[Data about app and page elements]
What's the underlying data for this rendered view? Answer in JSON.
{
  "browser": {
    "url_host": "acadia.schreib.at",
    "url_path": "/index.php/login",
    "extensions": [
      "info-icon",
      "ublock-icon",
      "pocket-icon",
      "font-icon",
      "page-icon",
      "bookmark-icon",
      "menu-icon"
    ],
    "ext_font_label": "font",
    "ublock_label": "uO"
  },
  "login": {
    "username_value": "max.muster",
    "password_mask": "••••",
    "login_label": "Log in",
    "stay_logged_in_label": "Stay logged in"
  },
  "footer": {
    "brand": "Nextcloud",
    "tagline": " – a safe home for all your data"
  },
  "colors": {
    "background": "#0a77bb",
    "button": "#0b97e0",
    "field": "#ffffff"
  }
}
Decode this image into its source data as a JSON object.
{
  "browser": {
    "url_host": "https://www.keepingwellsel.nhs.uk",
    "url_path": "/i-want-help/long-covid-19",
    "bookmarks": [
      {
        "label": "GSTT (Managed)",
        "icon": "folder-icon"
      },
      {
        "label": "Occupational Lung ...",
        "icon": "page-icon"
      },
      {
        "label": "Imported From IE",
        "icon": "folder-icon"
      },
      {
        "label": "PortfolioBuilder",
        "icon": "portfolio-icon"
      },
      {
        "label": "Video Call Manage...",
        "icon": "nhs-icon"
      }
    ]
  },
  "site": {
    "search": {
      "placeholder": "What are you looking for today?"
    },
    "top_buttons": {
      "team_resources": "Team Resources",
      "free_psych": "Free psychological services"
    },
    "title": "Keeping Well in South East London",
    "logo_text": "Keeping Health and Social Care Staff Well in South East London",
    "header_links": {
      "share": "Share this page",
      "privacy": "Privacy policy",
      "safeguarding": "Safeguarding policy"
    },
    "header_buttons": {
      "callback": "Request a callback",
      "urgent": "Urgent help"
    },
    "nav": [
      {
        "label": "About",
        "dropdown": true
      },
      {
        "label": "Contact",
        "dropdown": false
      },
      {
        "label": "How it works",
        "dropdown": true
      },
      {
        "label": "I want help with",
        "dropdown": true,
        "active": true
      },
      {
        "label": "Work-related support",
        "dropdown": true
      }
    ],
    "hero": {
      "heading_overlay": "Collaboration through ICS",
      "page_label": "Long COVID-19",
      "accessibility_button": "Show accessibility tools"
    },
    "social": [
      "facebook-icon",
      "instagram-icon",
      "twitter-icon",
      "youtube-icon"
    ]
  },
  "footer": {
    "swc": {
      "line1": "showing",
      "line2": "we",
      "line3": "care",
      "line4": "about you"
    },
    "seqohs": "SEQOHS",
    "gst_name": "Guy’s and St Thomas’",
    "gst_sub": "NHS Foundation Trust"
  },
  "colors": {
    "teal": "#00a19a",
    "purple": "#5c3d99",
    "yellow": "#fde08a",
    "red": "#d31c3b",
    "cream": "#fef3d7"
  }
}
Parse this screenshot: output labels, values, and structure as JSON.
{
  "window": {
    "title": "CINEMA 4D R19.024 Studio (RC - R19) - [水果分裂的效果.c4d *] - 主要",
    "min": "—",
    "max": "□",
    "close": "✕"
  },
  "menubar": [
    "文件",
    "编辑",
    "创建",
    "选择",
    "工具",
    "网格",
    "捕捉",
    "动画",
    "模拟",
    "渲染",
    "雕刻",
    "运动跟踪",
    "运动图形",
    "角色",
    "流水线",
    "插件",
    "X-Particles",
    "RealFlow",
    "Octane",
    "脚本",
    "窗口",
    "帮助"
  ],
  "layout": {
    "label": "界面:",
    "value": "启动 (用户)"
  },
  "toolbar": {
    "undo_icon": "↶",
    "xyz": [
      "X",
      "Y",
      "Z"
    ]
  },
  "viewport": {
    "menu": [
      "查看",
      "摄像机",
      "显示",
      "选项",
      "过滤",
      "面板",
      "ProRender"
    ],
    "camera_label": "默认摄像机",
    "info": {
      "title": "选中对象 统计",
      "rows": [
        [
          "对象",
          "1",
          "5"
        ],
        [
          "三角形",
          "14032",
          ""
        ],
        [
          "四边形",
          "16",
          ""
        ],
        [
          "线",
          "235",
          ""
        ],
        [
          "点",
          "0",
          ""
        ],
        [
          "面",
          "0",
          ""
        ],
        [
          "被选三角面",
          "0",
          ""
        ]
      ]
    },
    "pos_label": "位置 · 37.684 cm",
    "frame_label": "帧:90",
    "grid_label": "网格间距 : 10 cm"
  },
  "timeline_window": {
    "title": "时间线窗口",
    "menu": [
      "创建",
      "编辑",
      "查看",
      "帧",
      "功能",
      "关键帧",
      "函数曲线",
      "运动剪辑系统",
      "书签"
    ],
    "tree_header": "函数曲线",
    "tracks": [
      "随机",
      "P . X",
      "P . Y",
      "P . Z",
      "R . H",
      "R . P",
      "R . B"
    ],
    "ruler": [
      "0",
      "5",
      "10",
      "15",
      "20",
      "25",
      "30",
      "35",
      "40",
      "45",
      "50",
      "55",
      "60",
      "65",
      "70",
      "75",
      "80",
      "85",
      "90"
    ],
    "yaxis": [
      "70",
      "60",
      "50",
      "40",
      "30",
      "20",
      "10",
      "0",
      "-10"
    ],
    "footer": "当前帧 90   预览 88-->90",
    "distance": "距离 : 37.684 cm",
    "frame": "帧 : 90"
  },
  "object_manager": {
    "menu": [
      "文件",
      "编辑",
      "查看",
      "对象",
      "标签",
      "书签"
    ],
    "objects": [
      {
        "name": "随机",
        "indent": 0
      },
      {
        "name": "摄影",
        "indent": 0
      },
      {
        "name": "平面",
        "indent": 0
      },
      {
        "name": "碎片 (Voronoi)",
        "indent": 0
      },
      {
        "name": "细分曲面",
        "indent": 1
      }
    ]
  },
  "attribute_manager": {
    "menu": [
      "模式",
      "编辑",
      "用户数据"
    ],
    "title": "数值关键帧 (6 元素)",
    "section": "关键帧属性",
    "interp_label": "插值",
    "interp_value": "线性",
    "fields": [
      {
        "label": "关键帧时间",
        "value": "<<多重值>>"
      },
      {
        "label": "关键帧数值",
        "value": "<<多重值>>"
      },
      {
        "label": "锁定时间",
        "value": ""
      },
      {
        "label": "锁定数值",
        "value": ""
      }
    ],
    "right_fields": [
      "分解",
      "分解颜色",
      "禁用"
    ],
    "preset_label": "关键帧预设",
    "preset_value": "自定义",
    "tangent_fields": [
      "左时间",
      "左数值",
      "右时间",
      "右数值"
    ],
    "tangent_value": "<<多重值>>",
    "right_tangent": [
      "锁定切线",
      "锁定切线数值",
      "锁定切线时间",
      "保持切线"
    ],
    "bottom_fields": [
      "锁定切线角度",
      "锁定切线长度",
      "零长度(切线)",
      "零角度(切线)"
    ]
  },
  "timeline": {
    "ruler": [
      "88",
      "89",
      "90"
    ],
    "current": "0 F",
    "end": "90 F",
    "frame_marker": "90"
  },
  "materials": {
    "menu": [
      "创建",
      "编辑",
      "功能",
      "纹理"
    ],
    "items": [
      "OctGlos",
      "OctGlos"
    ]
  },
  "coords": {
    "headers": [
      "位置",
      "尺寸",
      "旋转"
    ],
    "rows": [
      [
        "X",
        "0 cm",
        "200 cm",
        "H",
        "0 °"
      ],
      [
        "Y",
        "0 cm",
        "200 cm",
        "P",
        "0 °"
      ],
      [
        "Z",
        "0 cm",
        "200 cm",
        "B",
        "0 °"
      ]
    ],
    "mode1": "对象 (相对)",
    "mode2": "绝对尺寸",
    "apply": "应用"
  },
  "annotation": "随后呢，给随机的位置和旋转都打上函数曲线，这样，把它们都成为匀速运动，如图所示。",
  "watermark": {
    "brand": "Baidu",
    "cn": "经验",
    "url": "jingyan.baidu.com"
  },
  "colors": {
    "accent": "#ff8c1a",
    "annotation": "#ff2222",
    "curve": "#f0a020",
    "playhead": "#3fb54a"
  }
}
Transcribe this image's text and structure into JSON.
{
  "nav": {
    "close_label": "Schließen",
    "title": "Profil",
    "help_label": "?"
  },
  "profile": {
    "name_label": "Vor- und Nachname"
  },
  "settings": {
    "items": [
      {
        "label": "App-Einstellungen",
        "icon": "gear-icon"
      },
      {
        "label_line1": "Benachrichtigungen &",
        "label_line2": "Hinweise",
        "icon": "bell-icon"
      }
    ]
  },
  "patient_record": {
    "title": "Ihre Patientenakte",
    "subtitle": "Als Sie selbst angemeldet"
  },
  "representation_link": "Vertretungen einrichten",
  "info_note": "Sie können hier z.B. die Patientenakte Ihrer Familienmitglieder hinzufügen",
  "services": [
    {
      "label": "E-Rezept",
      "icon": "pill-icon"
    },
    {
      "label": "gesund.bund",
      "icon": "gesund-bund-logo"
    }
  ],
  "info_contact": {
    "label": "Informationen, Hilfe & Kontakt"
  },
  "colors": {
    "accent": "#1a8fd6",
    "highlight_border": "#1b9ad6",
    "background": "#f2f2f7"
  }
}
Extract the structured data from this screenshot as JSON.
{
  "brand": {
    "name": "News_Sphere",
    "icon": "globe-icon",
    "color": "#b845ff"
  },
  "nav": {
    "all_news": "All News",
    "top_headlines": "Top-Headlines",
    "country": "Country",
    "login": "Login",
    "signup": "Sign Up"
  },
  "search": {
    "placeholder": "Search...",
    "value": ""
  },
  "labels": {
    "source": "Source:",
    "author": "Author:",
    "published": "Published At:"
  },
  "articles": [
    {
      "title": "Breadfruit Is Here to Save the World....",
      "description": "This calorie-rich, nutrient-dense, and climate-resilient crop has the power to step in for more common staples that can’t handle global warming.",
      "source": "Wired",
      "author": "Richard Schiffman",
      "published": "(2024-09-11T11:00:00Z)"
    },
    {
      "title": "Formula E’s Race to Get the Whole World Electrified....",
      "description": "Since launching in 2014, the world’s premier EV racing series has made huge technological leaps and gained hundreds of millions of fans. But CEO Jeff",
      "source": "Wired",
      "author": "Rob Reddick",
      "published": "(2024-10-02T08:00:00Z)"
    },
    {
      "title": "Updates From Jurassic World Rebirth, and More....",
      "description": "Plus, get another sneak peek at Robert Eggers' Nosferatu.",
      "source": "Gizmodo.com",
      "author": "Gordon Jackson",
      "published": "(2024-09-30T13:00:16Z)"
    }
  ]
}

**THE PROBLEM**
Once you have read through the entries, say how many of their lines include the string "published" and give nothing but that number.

**ANSWER FOR THIS EXERCISE**
4